You might need to wait until the weekend to experiment with this recipe as it takes the good part of half a day.
Makes 16 doughnuts
250 gr Strong bread flour plus more for dusting
40 gr milk
12 gr bread yeast
30 gr sugar
40 gr butter
2 whole eggs plus 1 egg yolk
Grated zest of 1 lime or ½ lemon
2 gr salt
Vegetable oil for frying
For the chocolate sauce:
50 gr milk chocolate
20 gr milk
First of all, ensure the area you work in is warm. If necessary, warm the oven and then switch it off. If the outside temperature is too low the dough will not rise enough. Same applies if there is a lot of moisture.
The butter needs to be at room temperature.
Activate the yeast in a little warm water for 10-15 minutes until it froths slightly.
In a bowl, mix the flour, eggs, yeast, sugar, lime zest and the butter. Mix thoroughly for 10 minutes.
Add the milk little by little: if the dough starts becoming too sticky don’t use all the milk. The texture should be smooth and elastic.
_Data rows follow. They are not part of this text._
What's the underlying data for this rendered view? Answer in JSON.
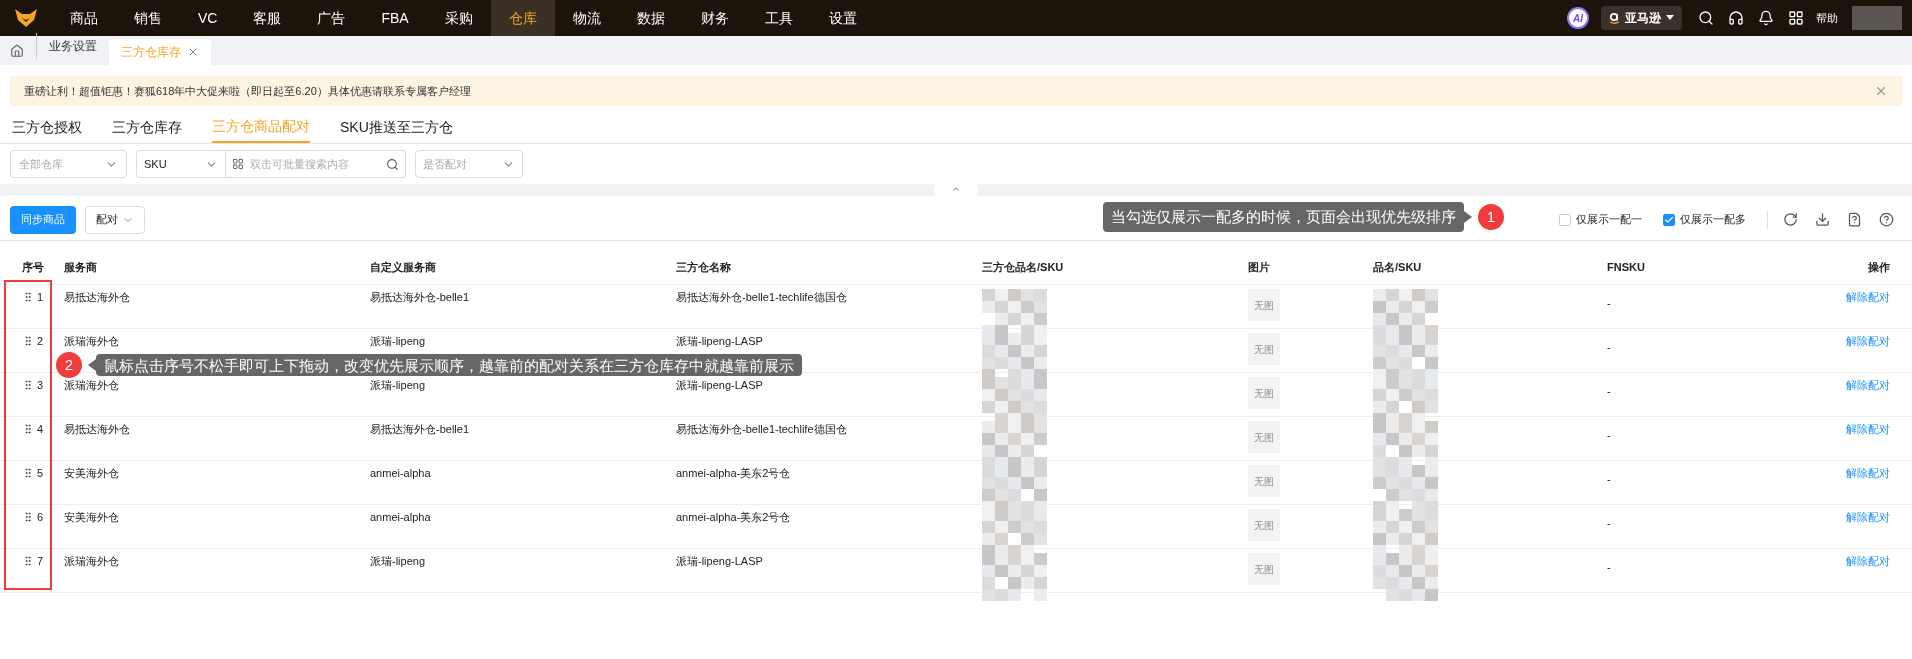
{
  "nav": {
    "items": [
      {
        "label": "商品",
        "selected": false
      },
      {
        "label": "销售",
        "selected": false
      },
      {
        "label": "VC",
        "selected": false
      },
      {
        "label": "客服",
        "selected": false
      },
      {
        "label": "广告",
        "selected": false
      },
      {
        "label": "FBA",
        "selected": false
      },
      {
        "label": "采购",
        "selected": false
      },
      {
        "label": "仓库",
        "selected": true
      },
      {
        "label": "物流",
        "selected": false
      },
      {
        "label": "数据",
        "selected": false
      },
      {
        "label": "财务",
        "selected": false
      },
      {
        "label": "工具",
        "selected": false
      },
      {
        "label": "设置",
        "selected": false
      }
    ],
    "ai_badge": "AI",
    "platform": "亚马逊",
    "help": "帮助"
  },
  "page_tabs": [
    {
      "label": "业务设置",
      "selected": false,
      "closable": false
    },
    {
      "label": "三方仓库存",
      "selected": true,
      "closable": true
    }
  ],
  "banner": {
    "text": "重磅让利！超值钜惠！赛狐618年中大促来啦（即日起至6.20）具体优惠请联系专属客户经理"
  },
  "sub_tabs": [
    {
      "label": "三方仓授权",
      "selected": false
    },
    {
      "label": "三方仓库存",
      "selected": false
    },
    {
      "label": "三方仓商品配对",
      "selected": true
    },
    {
      "label": "SKU推送至三方仓",
      "selected": false
    }
  ],
  "filters": {
    "warehouse": {
      "placeholder": "全部仓库"
    },
    "search_type": {
      "value": "SKU"
    },
    "search": {
      "placeholder": "双击可批量搜索内容"
    },
    "paired": {
      "placeholder": "是否配对"
    }
  },
  "toolbar": {
    "sync_button": "同步商品",
    "pair_button": "配对",
    "options": [
      {
        "label": "仅展示一配一",
        "checked": false
      },
      {
        "label": "仅展示一配多",
        "checked": true
      }
    ]
  },
  "table": {
    "columns": [
      "序号",
      "服务商",
      "自定义服务商",
      "三方仓名称",
      "三方仓品名/SKU",
      "图片",
      "品名/SKU",
      "FNSKU",
      "操作"
    ],
    "rows": [
      {
        "index": "1",
        "provider": "易抵达海外仓",
        "custom": "易抵达海外仓-belle1",
        "warehouse": "易抵达海外仓-belle1-techlife德国仓",
        "image": "无图",
        "fnsku": "-",
        "action": "解除配对"
      },
      {
        "index": "2",
        "provider": "派瑞海外仓",
        "custom": "派瑞-lipeng",
        "warehouse": "派瑞-lipeng-LASP",
        "image": "无图",
        "fnsku": "-",
        "action": "解除配对"
      },
      {
        "index": "3",
        "provider": "派瑞海外仓",
        "custom": "派瑞-lipeng",
        "warehouse": "派瑞-lipeng-LASP",
        "image": "无图",
        "fnsku": "-",
        "action": "解除配对"
      },
      {
        "index": "4",
        "provider": "易抵达海外仓",
        "custom": "易抵达海外仓-belle1",
        "warehouse": "易抵达海外仓-belle1-techlife德国仓",
        "image": "无图",
        "fnsku": "-",
        "action": "解除配对"
      },
      {
        "index": "5",
        "provider": "安美海外仓",
        "custom": "anmei-alpha",
        "warehouse": "anmei-alpha-美东2号仓",
        "image": "无图",
        "fnsku": "-",
        "action": "解除配对"
      },
      {
        "index": "6",
        "provider": "安美海外仓",
        "custom": "anmei-alpha",
        "warehouse": "anmei-alpha-美东2号仓",
        "image": "无图",
        "fnsku": "-",
        "action": "解除配对"
      },
      {
        "index": "7",
        "provider": "派瑞海外仓",
        "custom": "派瑞-lipeng",
        "warehouse": "派瑞-lipeng-LASP",
        "image": "无图",
        "fnsku": "-",
        "action": "解除配对"
      }
    ]
  },
  "callouts": [
    {
      "number": "1",
      "text": "当勾选仅展示一配多的时候，页面会出现优先级排序"
    },
    {
      "number": "2",
      "text": "鼠标点击序号不松手即可上下拖动，改变优先展示顺序，越靠前的配对关系在三方仓库存中就越靠前展示"
    }
  ]
}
Cover the bowl with clingfilm and let the dough rise for at least 2 hours. If you don’t get a good rise in 2 hours, leave it for another hour.
Divide the dough into 16 balls (about the size of a tennis ball).
Let the dough balls rise on a baking tray covered with a floured cloth. Ensure there is enough space between the dough balls to allow for expansion. Cover with clingfilm and let them rise for another 1.5-2 hours.
Once the dough balls have risen, heat the vegetable oil in a deep pan. Test the temperature by dropping a little piece of dough: if it sizzles then the oil has the right temperature.
Drop not more than 3 dough balls at a time in the boiling hot oil. Cook on one side for 3 minutes, then on the other side. You will see that a lighter-coloured ring will appear in the middle. You don’t want to colour the doughnuts all the way through.
Be careful to cook the doughnuts through: they might still be raw in the middle if you take them out of the oil too soon. If they start getting too much colour but you think they may not be cooked through, take them out, leave them on a plate covered with kitchen paper for 2 minutes, then drop them in the oil again for another minute.
For the chocolate sauce, break the chocolate into small pieces in a bowl and add the milk. Place the bowl over a pan of simmering water for 5 minutes (or less, depending how quickly the chocolate melts). Take the bowl off the heat and stir the chocolate for 10 minutes to cool it down and allow it to become thicker and glossier.
Make a cut in the centre of the doughnuts and pour a little chocolate sauce on it.
Picture credits: Paola Bassanese